Mortgage Applications Up From September, Down YOY

Mortgage applications for new home purchases fell 15.2% year-over-year (YOY) in October but increased 6% month-over-month (MOM), according to the Mortgage Bankers Association’s (MBA) latest Builder Application Survey.

The increase from September puts MBA’s estimate of new home sales at its strongest pace since January 2021.

“Purchase activity continues to be dominated by higher loan balance transactions, which pushed the average new home loan size up to over $412,000, another new record in the survey,” said Joel Kan, MBA’s Associate Vice President of Economic and Industry Forecasting. 

“Recent U.S. Census data show an increasing share of new sales are for homes yet to be built or still under construction, and a shrinking share of completed homes. Housing demand remains strong, and buyers are making quick decisions in a still very competitive market.”   

MBA estimated that single-family houses ran at around 897,000 units in October, a 6.4% increase from September. On an unadjusted basis, MBA estimates that there were 68,000 new home sales in October 2021, a 3% increase MOM.

Conventional loans made up 75.7% of loan applications, followed by FHA loans (13.5%), VA loans (10.3%), and RHS/USDA loans (0.5%). The average loan size rose to $412,339 from $408,522 MOM.

“Homebuilders still face delays and challenges from supply-chain bottlenecks and rising costs.
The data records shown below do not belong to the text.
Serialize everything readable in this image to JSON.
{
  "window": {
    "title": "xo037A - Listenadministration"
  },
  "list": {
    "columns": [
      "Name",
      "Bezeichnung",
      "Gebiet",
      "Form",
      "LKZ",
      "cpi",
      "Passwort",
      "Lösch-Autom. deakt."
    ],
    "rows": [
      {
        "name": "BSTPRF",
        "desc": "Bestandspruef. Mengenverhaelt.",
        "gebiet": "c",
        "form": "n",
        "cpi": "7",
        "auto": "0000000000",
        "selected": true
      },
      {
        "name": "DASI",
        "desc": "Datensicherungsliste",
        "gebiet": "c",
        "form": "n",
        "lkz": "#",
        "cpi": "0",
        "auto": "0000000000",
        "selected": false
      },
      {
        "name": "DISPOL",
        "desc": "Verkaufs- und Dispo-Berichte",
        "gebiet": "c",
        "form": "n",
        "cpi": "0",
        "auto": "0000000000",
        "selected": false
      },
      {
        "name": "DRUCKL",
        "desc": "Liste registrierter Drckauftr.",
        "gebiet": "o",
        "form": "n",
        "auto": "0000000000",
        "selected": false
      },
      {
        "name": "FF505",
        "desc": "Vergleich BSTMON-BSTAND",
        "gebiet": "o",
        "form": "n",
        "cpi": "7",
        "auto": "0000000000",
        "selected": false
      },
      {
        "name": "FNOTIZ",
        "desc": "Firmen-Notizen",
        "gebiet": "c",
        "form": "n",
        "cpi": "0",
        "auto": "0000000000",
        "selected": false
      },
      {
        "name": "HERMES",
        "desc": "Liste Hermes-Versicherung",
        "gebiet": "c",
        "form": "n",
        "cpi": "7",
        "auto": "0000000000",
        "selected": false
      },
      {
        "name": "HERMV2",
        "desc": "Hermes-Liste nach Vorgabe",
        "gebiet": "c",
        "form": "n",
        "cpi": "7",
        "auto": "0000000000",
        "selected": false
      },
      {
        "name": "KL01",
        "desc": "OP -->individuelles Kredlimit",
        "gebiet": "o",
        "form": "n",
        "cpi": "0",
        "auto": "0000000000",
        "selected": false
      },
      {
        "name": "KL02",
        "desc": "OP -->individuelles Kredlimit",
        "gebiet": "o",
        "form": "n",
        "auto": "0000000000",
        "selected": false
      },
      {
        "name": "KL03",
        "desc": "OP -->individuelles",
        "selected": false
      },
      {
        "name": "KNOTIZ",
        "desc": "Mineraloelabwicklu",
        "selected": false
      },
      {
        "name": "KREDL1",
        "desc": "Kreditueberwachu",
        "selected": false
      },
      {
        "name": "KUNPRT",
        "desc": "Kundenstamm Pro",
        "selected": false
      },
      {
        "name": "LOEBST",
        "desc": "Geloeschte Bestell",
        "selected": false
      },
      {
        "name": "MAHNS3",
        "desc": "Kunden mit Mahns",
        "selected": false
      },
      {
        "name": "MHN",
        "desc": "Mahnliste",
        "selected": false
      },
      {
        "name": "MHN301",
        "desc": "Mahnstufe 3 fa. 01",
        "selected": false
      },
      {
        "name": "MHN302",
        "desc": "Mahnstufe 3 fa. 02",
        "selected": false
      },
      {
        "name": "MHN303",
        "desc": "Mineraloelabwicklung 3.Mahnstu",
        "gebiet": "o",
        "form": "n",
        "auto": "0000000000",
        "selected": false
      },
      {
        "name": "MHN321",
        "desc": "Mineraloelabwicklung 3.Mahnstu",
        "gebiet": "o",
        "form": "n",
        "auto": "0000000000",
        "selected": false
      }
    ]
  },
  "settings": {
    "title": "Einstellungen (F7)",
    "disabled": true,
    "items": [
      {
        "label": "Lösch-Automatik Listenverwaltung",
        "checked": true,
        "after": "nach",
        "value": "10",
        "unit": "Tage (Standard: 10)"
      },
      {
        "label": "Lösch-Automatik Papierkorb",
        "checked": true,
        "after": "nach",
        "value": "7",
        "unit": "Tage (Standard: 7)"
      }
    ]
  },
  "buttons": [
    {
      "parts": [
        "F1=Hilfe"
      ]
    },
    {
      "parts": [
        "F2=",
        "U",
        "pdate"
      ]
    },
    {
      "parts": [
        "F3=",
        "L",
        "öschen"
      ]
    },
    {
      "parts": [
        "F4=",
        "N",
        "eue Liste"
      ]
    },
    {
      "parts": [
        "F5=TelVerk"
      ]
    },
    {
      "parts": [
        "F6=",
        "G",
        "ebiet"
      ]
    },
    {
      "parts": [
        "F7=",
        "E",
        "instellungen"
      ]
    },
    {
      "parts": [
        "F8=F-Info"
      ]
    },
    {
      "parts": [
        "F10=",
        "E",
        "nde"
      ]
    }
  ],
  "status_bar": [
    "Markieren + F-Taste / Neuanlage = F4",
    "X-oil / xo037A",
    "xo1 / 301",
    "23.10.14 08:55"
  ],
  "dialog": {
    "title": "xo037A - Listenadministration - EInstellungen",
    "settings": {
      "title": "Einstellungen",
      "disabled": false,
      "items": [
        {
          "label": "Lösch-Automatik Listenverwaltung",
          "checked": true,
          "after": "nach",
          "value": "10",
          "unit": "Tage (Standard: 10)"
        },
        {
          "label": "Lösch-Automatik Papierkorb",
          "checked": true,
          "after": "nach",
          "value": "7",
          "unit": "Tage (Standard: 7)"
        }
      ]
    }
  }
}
Overall construction costs, as measured by the Producer Price Index (PPI), recorded an annual increase of 12.3% in October, which is almost five times the average annual change,” Kan noted.

The price of lumber hit an all-time high of more than $1,500 per thousand board feet in May and, though it dropped slightly over the summer, has been rising again. The National Association of Homebuilders has asked the Biden administration to focus on labor and construction materials in its efforts to increase affordable housing.

A recent study from real estate tech firm Knock found that median new home prices have outstripped median household income, potentially pricing a majority of Americans out of newly constructed homes.

“To put things in perspective, the minimum total household income for a mortgage on a $390,900, with a 6% down payment, typically falls just under $80,000,” the report reads. “At this level, nearly 60% of U.S. households would not be eligible.”